One thing that has puzzled me for some time is a simple question . Where did all the carbon come from
It's a simple yet obvious problem . The is a lot of carbon in the earth - lime stone , oil , coal etc etc in amounts too big for my simple brain to cope with. Most of it as a result of natural processes . So logically it must have been in the atmosphere to begin with .
If this is the case then are we not seeing a return to previous atmospheric conditions ? I know there are fossils in the coal of two foot wide Dragonflys are those conditions the norm for this planet ?
Living in Anjou , France,
For the many not for the few
There is a myth out there that plants and our existing climate can cope with higher levels of CO2 and the consequent higher temperatures.
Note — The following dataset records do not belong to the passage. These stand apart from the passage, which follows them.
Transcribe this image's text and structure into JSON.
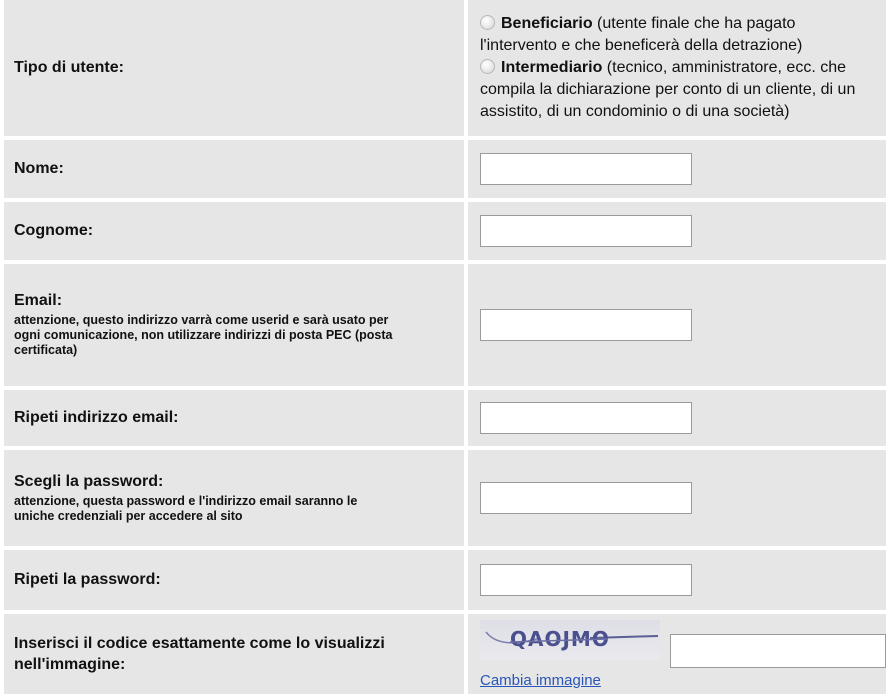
{
  "user_type": {
    "label": "Tipo di utente:",
    "options": [
      {
        "title": "Beneficiario",
        "desc1": " (utente finale che ha pagato",
        "desc2": "l'intervento e che beneficerà della detrazione)"
      },
      {
        "title": "Intermediario",
        "desc1": " (tecnico, amministratore, ecc. che",
        "desc2": "compila la dichiarazione per conto di un cliente, di un",
        "desc3": "assistito, di un condominio o di una società)"
      }
    ]
  },
  "fields": {
    "nome": {
      "label": "Nome:",
      "value": ""
    },
    "cognome": {
      "label": "Cognome:",
      "value": ""
    },
    "email": {
      "label": "Email:",
      "note": "attenzione, questo indirizzo varrà come userid e sarà usato per ogni comunicazione, non utilizzare indirizzi di posta PEC (posta certificata)",
      "value": ""
    },
    "email_repeat": {
      "label": "Ripeti indirizzo email:",
      "value": ""
    },
    "password": {
      "label": "Scegli la password:",
      "note": "attenzione, questa password e l'indirizzo email saranno le uniche credenziali per accedere al sito",
      "value": ""
    },
    "password_repeat": {
      "label": "Ripeti la password:",
      "value": ""
    }
  },
  "captcha": {
    "label": "Inserisci il codice esattamente come lo visualizzi nell'immagine:",
    "image_text": "QAOJMO",
    "change_link": "Cambia immagine",
    "value": ""
  },
  "colors": {
    "cell_bg": "#e6e6e6",
    "link": "#2a55b8"
  }
}
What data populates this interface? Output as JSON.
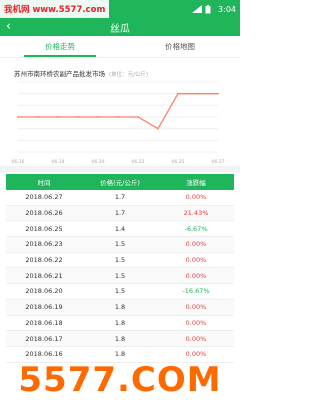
{
  "watermark_top": "我机网 www.5577.com",
  "watermark_bottom": "5577.COM",
  "status": {
    "time": "3:04"
  },
  "header": {
    "back": "‹",
    "title": "丝瓜"
  },
  "tabs": [
    {
      "label": "价格走势",
      "active": true
    },
    {
      "label": "价格地图",
      "active": false
    }
  ],
  "chart": {
    "title": "苏州市南环桥农副产品批发市场",
    "unit": "(单位：元/公斤)"
  },
  "table": {
    "headers": [
      "时间",
      "价格(元/公斤)",
      "涨跌幅"
    ],
    "rows": [
      [
        "2018.06.27",
        "1.7",
        "0.00%"
      ],
      [
        "2018.06.26",
        "1.7",
        "21.43%"
      ],
      [
        "2018.06.25",
        "1.4",
        "-6.67%"
      ],
      [
        "2018.06.23",
        "1.5",
        "0.00%"
      ],
      [
        "2018.06.22",
        "1.5",
        "0.00%"
      ],
      [
        "2018.06.21",
        "1.5",
        "0.00%"
      ],
      [
        "2018.06.20",
        "1.5",
        "-16.67%"
      ],
      [
        "2018.06.19",
        "1.8",
        "0.00%"
      ],
      [
        "2018.06.18",
        "1.8",
        "0.00%"
      ],
      [
        "2018.06.17",
        "1.8",
        "0.00%"
      ],
      [
        "2018.06.16",
        "1.8",
        "0.00%"
      ]
    ]
  },
  "colors": {
    "brand": "#1fb55a",
    "up": "#e24040",
    "down": "#1fb55a",
    "line": "#ff7f66"
  },
  "chart_data": {
    "type": "line",
    "x": [
      "06.16",
      "06.17",
      "06.18",
      "06.19",
      "06.20",
      "06.21",
      "06.22",
      "06.23",
      "06.25",
      "06.26",
      "06.27"
    ],
    "series": [
      {
        "values": [
          1.5,
          1.5,
          1.5,
          1.5,
          1.5,
          1.5,
          1.5,
          1.4,
          1.7,
          1.7,
          1.7
        ]
      }
    ],
    "ylim": [
      1.2,
      1.8
    ],
    "grid": true
  }
}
The problem lies in defining what's normal. Global carbon dioxide levels have been on a downward trend since their peak in the Cambrian period, roughly 550 million years ago. The coal seams were laid down in, to most animals, hellish anoxic swamps that they couldn't survive in. This dropped atmospheric CO2 levels from 4000 parts per million by volume (ppmv) to levels very similar to those today (about 400ppmv) and crashed average atmospheric temperatures from ~20C to ~12C.
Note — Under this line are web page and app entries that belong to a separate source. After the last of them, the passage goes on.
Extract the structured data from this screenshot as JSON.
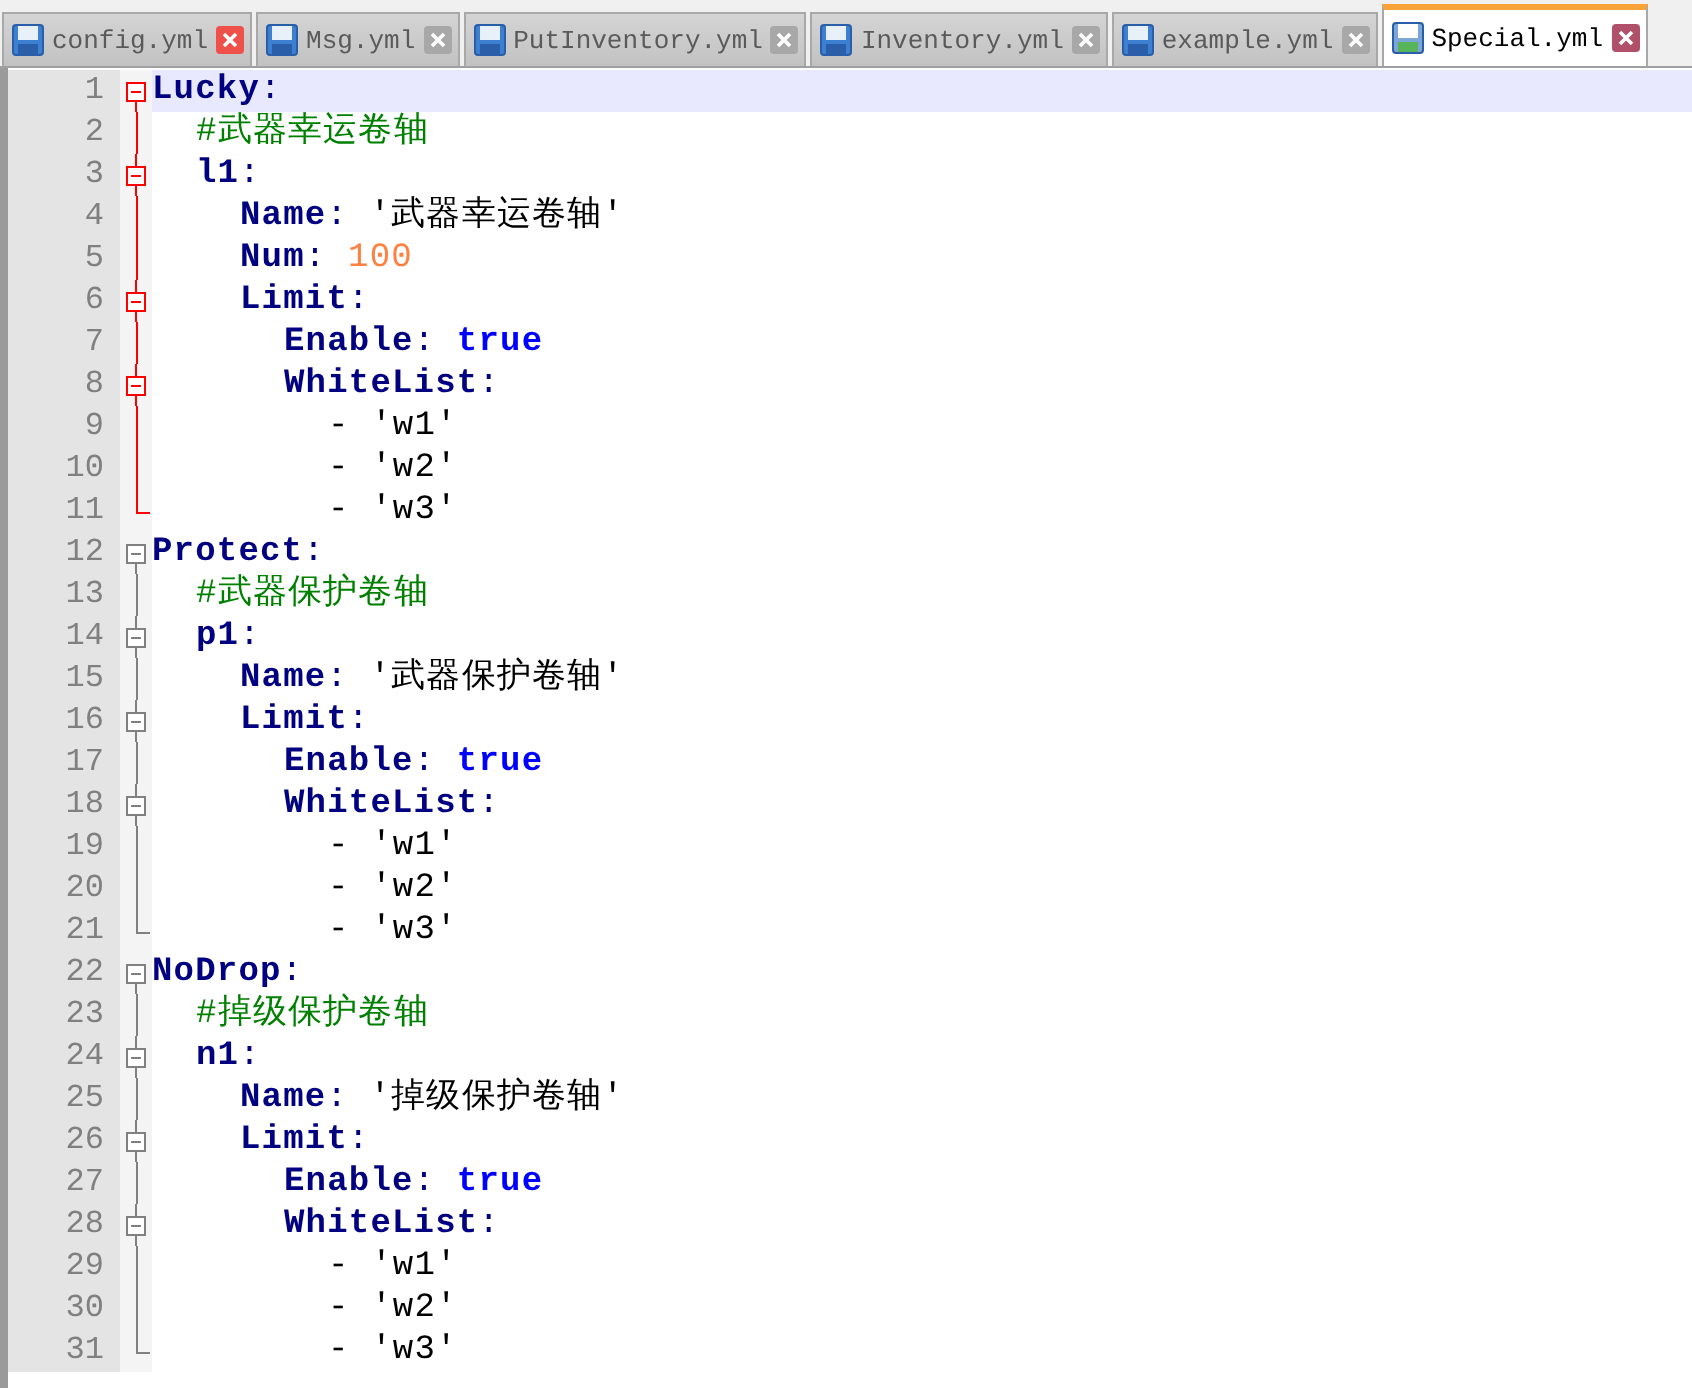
{
  "tabs": [
    {
      "label": "config.yml",
      "selected": false,
      "close_hot": true
    },
    {
      "label": "Msg.yml",
      "selected": false,
      "close_hot": false
    },
    {
      "label": "PutInventory.yml",
      "selected": false,
      "close_hot": false
    },
    {
      "label": "Inventory.yml",
      "selected": false,
      "close_hot": false
    },
    {
      "label": "example.yml",
      "selected": false,
      "close_hot": false
    },
    {
      "label": "Special.yml",
      "selected": true,
      "close_hot": false
    }
  ],
  "lines": [
    {
      "number": "1",
      "current": true,
      "active_fold": true,
      "tokens": [
        {
          "kind": "key",
          "text": "Lucky"
        },
        {
          "kind": "op",
          "text": ":"
        }
      ],
      "children": [
        {
          "number": "2",
          "current": false,
          "tokens": [
            {
              "kind": "comment",
              "text": "#武器幸运卷轴"
            }
          ]
        },
        {
          "number": "3",
          "current": false,
          "tokens": [
            {
              "kind": "key",
              "text": "l1"
            },
            {
              "kind": "op",
              "text": ":"
            }
          ],
          "children": [
            {
              "number": "4",
              "current": false,
              "tokens": [
                {
                  "kind": "key",
                  "text": "Name"
                },
                {
                  "kind": "op",
                  "text": ": "
                },
                {
                  "kind": "string",
                  "text": "'武器幸运卷轴'"
                }
              ]
            },
            {
              "number": "5",
              "current": false,
              "tokens": [
                {
                  "kind": "key",
                  "text": "Num"
                },
                {
                  "kind": "op",
                  "text": ": "
                },
                {
                  "kind": "number",
                  "text": "100"
                }
              ]
            },
            {
              "number": "6",
              "current": false,
              "tokens": [
                {
                  "kind": "key",
                  "text": "Limit"
                },
                {
                  "kind": "op",
                  "text": ":"
                }
              ],
              "children": [
                {
                  "number": "7",
                  "current": false,
                  "tokens": [
                    {
                      "kind": "key",
                      "text": "Enable"
                    },
                    {
                      "kind": "op",
                      "text": ": "
                    },
                    {
                      "kind": "bool",
                      "text": "true"
                    }
                  ]
                },
                {
                  "number": "8",
                  "current": false,
                  "tokens": [
                    {
                      "kind": "key",
                      "text": "WhiteList"
                    },
                    {
                      "kind": "op",
                      "text": ":"
                    }
                  ],
                  "children": [
                    {
                      "number": "9",
                      "current": false,
                      "tokens": [
                        {
                          "kind": "string",
                          "text": "- 'w1'"
                        }
                      ]
                    },
                    {
                      "number": "10",
                      "current": false,
                      "tokens": [
                        {
                          "kind": "string",
                          "text": "- 'w2'"
                        }
                      ]
                    },
                    {
                      "number": "11",
                      "current": false,
                      "tokens": [
                        {
                          "kind": "string",
                          "text": "- 'w3'"
                        }
                      ]
                    }
                  ]
                }
              ]
            }
          ]
        }
      ]
    },
    {
      "number": "12",
      "current": false,
      "active_fold": false,
      "tokens": [
        {
          "kind": "key",
          "text": "Protect"
        },
        {
          "kind": "op",
          "text": ":"
        }
      ],
      "children": [
        {
          "number": "13",
          "current": false,
          "tokens": [
            {
              "kind": "comment",
              "text": "#武器保护卷轴"
            }
          ]
        },
        {
          "number": "14",
          "current": false,
          "tokens": [
            {
              "kind": "key",
              "text": "p1"
            },
            {
              "kind": "op",
              "text": ":"
            }
          ],
          "children": [
            {
              "number": "15",
              "current": false,
              "tokens": [
                {
                  "kind": "key",
                  "text": "Name"
                },
                {
                  "kind": "op",
                  "text": ": "
                },
                {
                  "kind": "string",
                  "text": "'武器保护卷轴'"
                }
              ]
            },
            {
              "number": "16",
              "current": false,
              "tokens": [
                {
                  "kind": "key",
                  "text": "Limit"
                },
                {
                  "kind": "op",
                  "text": ":"
                }
              ],
              "children": [
                {
                  "number": "17",
                  "current": false,
                  "tokens": [
                    {
                      "kind": "key",
                      "text": "Enable"
                    },
                    {
                      "kind": "op",
                      "text": ": "
                    },
                    {
                      "kind": "bool",
                      "text": "true"
                    }
                  ]
                },
                {
                  "number": "18",
                  "current": false,
                  "tokens": [
                    {
                      "kind": "key",
                      "text": "WhiteList"
                    },
                    {
                      "kind": "op",
                      "text": ":"
                    }
                  ],
                  "children": [
                    {
                      "number": "19",
                      "current": false,
                      "tokens": [
                        {
                          "kind": "string",
                          "text": "- 'w1'"
                        }
                      ]
                    },
                    {
                      "number": "20",
                      "current": false,
                      "tokens": [
                        {
                          "kind": "string",
                          "text": "- 'w2'"
                        }
                      ]
                    },
                    {
                      "number": "21",
                      "current": false,
                      "tokens": [
                        {
                          "kind": "string",
                          "text": "- 'w3'"
                        }
                      ]
                    }
                  ]
                }
              ]
            }
          ]
        }
      ]
    },
    {
      "number": "22",
      "current": false,
      "active_fold": false,
      "tokens": [
        {
          "kind": "key",
          "text": "NoDrop"
        },
        {
          "kind": "op",
          "text": ":"
        }
      ],
      "children": [
        {
          "number": "23",
          "current": false,
          "tokens": [
            {
              "kind": "comment",
              "text": "#掉级保护卷轴"
            }
          ]
        },
        {
          "number": "24",
          "current": false,
          "tokens": [
            {
              "kind": "key",
              "text": "n1"
            },
            {
              "kind": "op",
              "text": ":"
            }
          ],
          "children": [
            {
              "number": "25",
              "current": false,
              "tokens": [
                {
                  "kind": "key",
                  "text": "Name"
                },
                {
                  "kind": "op",
                  "text": ": "
                },
                {
                  "kind": "string",
                  "text": "'掉级保护卷轴'"
                }
              ]
            },
            {
              "number": "26",
              "current": false,
              "tokens": [
                {
                  "kind": "key",
                  "text": "Limit"
                },
                {
                  "kind": "op",
                  "text": ":"
                }
              ],
              "children": [
                {
                  "number": "27",
                  "current": false,
                  "tokens": [
                    {
                      "kind": "key",
                      "text": "Enable"
                    },
                    {
                      "kind": "op",
                      "text": ": "
                    },
                    {
                      "kind": "bool",
                      "text": "true"
                    }
                  ]
                },
                {
                  "number": "28",
                  "current": false,
                  "tokens": [
                    {
                      "kind": "key",
                      "text": "WhiteList"
                    },
                    {
                      "kind": "op",
                      "text": ":"
                    }
                  ],
                  "children": [
                    {
                      "number": "29",
                      "current": false,
                      "tokens": [
                        {
                          "kind": "string",
                          "text": "- 'w1'"
                        }
                      ]
                    },
                    {
                      "number": "30",
                      "current": false,
                      "tokens": [
                        {
                          "kind": "string",
                          "text": "- 'w2'"
                        }
                      ]
                    },
                    {
                      "number": "31",
                      "current": false,
                      "tokens": [
                        {
                          "kind": "string",
                          "text": "- 'w3'"
                        }
                      ]
                    }
                  ]
                }
              ]
            }
          ]
        }
      ]
    }
  ]
}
CO2 levels have fluctuated before and since. For much of that period we had a dimmer sun (ours has been slowly getting hotter) so, during the Ordovician for example, the threshold for glaciation was 3000ppmv.
The question is not "what's normal?", but "what have extant plant species evolved to cope with?", "what are the climatic conditions associated with changing levels of CO2 (and other greenhouse gases)?", and "what will the effects of that be on changing ecosystems?".
Plants today have evolved to cope with CO2 levels around those of preindustrial levels (roughly 280ppmv) although, with all else being equal, they can often cope with higher ones: the problem is keeping all else, such as temperature, light levels and water availability, equal - which is fine in a modern commercial greenhouse, but not for the rest of us. In the past, rapid changes in greenhouse gases, with the associated warming, have been associated with extinction events, which is what we are heading into now (one driven by several factors, of which climate disruption is one). Even the extintion event at the Paelocene-Eocene Thermal Maximum (56 million years ago) is linked to a natural carbon pulse which occurred much more slowly than the one happening now.
Over the period of the growth of what passes for human "civilisation" the climate has been unusually stable, allowing more or less predictable conditions for farming (but even then regular localised famines have caused population movement and/or mass starvation). That is increasingly not the case.
That destabilised climate is also destabilising ecosystems, even now. It's one (of several) causes of the current extinction event.
From a Permie viewpoint this has two implications.
1) We are in a position to lock some of that carbon up in plants and soils. On its own, it won't be enough to stave off ecological disaster, but it is something we can influence.
2) The disrupted climate will most likely be warmer, wetter and with more extremes. This means we not only need to buffer our habitats against flooding and wind, but some places will become dryer (the Mediterranean, for example), and there will be some extreme cold snaps for reasons too long to go into here.
We are not in a position to be fooled by denier myths based on false equivalence.
it is part of the elements that make up the universe
where did all the CO2 come from?
it is a natural part of the oxidation (burning of carbon)
it has a lower energy state than the two separate elements
energy(heat, light) is given off in the reaction
where do hydrocarbons and carbohydrates come from?
hydrocarbons (hydrocarbon+carbon) and carbohydrates (hydrogen, carbon, oxygen)
are long chained molecules.. this reaction requires energy to assemble them
they are in a higher energy state
they can be thought of as "batteries"
storing energy until needed
how are hydrocarbons produced in nature
1. photosynthetic bacteria and plants produce hydrocarbons using CO2, water and sunlight
but the chicken and egg question:
where did the hydrocarbon that was used to build the first bacteria or such come from?
did the bacteria "bootstrap" itself, combining CO2, water, and sunlight to form itself into existence?
the chicken and outer space question?
hydrocarbons have been found in outer space on Moons and comets
are these proof of life in outer space?
In early 2008, the media said Cassini-Huygens, a joint NASA/European Space Agency/Italian Space Agency robotic spacecraft mission currently studying the planet Saturn and its moons, had discovered oil and gas deposits on Titan, Saturn's largest satellite, and that they exceeded terrestrial deposits by 100 times.
If hydrocarbons can form elsewhere without "life"
why do we need to propose it was life that created them here (fossil fuel)